LISTED ENTRIES |
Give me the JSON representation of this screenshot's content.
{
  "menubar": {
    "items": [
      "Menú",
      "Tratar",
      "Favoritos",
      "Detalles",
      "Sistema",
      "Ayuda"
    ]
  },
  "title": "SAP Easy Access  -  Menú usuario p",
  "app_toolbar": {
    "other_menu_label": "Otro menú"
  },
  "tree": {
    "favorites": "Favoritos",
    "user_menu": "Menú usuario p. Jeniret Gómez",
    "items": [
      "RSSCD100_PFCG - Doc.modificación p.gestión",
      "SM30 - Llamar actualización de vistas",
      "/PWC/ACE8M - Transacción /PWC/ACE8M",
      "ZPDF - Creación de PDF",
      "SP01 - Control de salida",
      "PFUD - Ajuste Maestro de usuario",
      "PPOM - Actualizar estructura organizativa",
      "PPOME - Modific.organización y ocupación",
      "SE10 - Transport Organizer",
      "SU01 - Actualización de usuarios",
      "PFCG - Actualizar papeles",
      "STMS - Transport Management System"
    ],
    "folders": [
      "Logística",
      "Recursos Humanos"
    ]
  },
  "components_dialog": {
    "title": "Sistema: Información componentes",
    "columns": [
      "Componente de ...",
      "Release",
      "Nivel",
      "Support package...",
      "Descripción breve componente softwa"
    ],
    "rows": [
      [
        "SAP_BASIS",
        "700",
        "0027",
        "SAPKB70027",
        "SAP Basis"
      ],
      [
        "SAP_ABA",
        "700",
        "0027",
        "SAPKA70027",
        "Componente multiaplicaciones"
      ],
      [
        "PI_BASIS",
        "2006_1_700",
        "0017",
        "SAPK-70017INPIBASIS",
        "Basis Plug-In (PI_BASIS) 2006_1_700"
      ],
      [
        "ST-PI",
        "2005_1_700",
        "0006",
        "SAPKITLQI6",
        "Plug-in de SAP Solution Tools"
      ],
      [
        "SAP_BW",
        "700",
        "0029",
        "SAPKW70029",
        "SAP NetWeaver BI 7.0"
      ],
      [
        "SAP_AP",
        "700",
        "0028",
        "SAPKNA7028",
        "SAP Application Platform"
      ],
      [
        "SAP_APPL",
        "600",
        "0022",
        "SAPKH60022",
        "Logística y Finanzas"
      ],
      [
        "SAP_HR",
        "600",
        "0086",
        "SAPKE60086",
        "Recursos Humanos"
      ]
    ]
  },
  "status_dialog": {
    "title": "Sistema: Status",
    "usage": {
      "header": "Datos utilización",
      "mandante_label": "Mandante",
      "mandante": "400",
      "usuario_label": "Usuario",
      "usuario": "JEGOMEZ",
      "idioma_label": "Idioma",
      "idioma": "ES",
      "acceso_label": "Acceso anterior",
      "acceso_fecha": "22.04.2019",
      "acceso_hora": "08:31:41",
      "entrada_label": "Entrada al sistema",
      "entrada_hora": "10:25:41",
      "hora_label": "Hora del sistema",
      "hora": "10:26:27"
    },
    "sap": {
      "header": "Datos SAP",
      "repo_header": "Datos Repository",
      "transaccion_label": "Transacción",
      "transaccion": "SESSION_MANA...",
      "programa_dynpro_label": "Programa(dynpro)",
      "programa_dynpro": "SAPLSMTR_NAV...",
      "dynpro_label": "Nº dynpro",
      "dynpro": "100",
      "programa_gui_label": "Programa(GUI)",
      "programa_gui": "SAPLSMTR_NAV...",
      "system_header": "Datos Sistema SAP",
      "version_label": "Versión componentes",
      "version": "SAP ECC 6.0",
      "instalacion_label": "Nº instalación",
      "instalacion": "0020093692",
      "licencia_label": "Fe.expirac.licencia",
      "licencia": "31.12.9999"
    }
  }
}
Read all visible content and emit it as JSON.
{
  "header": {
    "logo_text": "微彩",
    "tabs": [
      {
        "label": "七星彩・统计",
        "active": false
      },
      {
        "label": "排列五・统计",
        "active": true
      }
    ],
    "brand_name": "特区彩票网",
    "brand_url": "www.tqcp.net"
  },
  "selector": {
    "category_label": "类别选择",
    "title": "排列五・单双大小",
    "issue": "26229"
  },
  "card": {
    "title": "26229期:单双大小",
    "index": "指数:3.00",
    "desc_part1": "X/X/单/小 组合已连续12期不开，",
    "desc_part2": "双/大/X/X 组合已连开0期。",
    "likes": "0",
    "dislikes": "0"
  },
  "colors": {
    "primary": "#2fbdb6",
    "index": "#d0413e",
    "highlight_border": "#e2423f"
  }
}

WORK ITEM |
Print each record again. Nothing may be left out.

ANSWER TO THE EXERCISE |
Give me the JSON representation of this screenshot's content.
{
  "menubar": {
    "items": [
      "Menú",
      "Tratar",
      "Favoritos",
      "Detalles",
      "Sistema",
      "Ayuda"
    ]
  },
  "title": "SAP Easy Access  -  Menú usuario p",
  "app_toolbar": {
    "other_menu_label": "Otro menú"
  },
  "tree": {
    "favorites": "Favoritos",
    "user_menu": "Menú usuario p. Jeniret Gómez",
    "items": [
      "RSSCD100_PFCG - Doc.modificación p.gestión",
      "SM30 - Llamar actualización de vistas",
      "/PWC/ACE8M - Transacción /PWC/ACE8M",
      "ZPDF - Creación de PDF",
      "SP01 - Control de salida",
      "PFUD - Ajuste Maestro de usuario",
      "PPOM - Actualizar estructura organizativa",
      "PPOME - Modific.organización y ocupación",
      "SE10 - Transport Organizer",
      "SU01 - Actualización de usuarios",
      "PFCG - Actualizar papeles",
      "STMS - Transport Management System"
    ],
    "folders": [
      "Logística",
      "Recursos Humanos"
    ]
  },
  "components_dialog": {
    "title": "Sistema: Información componentes",
    "columns": [
      "Componente de ...",
      "Release",
      "Nivel",
      "Support package...",
      "Descripción breve componente softwa"
    ],
    "rows": [
      [
        "SAP_BASIS",
        "700",
        "0027",
        "SAPKB70027",
        "SAP Basis"
      ],
      [
        "SAP_ABA",
        "700",
        "0027",
        "SAPKA70027",
        "Componente multiaplicaciones"
      ],
      [
        "PI_BASIS",
        "2006_1_700",
        "0017",
        "SAPK-70017INPIBASIS",
        "Basis Plug-In (PI_BASIS) 2006_1_700"
      ],
      [
        "ST-PI",
        "2005_1_700",
        "0006",
        "SAPKITLQI6",
        "Plug-in de SAP Solution Tools"
      ],
      [
        "SAP_BW",
        "700",
        "0029",
        "SAPKW70029",
        "SAP NetWeaver BI 7.0"
      ],
      [
        "SAP_AP",
        "700",
        "0028",
        "SAPKNA7028",
        "SAP Application Platform"
      ],
      [
        "SAP_APPL",
        "600",
        "0022",
        "SAPKH60022",
        "Logística y Finanzas"
      ],
      [
        "SAP_HR",
        "600",
        "0086",
        "SAPKE60086",
        "Recursos Humanos"
      ]
    ]
  },
  "status_dialog": {
    "title": "Sistema: Status",
    "usage": {
      "header": "Datos utilización",
      "mandante_label": "Mandante",
      "mandante": "400",
      "usuario_label": "Usuario",
      "usuario": "JEGOMEZ",
      "idioma_label": "Idioma",
      "idioma": "ES",
      "acceso_label": "Acceso anterior",
      "acceso_fecha": "22.04.2019",
      "acceso_hora": "08:31:41",
      "entrada_label": "Entrada al sistema",
      "entrada_hora": "10:25:41",
      "hora_label": "Hora del sistema",
      "hora": "10:26:27"
    },
    "sap": {
      "header": "Datos SAP",
      "repo_header": "Datos Repository",
      "transaccion_label": "Transacción",
      "transaccion": "SESSION_MANA...",
      "programa_dynpro_label": "Programa(dynpro)",
      "programa_dynpro": "SAPLSMTR_NAV...",
      "dynpro_label": "Nº dynpro",
      "dynpro": "100",
      "programa_gui_label": "Programa(GUI)",
      "programa_gui": "SAPLSMTR_NAV...",
      "system_header": "Datos Sistema SAP",
      "version_label": "Versión componentes",
      "version": "SAP ECC 6.0",
      "instalacion_label": "Nº instalación",
      "instalacion": "0020093692",
      "licencia_label": "Fe.expirac.licencia",
      "licencia": "31.12.9999"
    }
  }
}
Read all visible content and emit it as JSON.
{
  "header": {
    "logo_text": "微彩",
    "tabs": [
      {
        "label": "七星彩・统计",
        "active": false
      },
      {
        "label": "排列五・统计",
        "active": true
      }
    ],
    "brand_name": "特区彩票网",
    "brand_url": "www.tqcp.net"
  },
  "selector": {
    "category_label": "类别选择",
    "title": "排列五・单双大小",
    "issue": "26229"
  },
  "card": {
    "title": "26229期:单双大小",
    "index": "指数:3.00",
    "desc_part1": "X/X/单/小 组合已连续12期不开，",
    "desc_part2": "双/大/X/X 组合已连开0期。",
    "likes": "0",
    "dislikes": "0"
  },
  "colors": {
    "primary": "#2fbdb6",
    "index": "#d0413e",
    "highlight_border": "#e2423f"
  }
}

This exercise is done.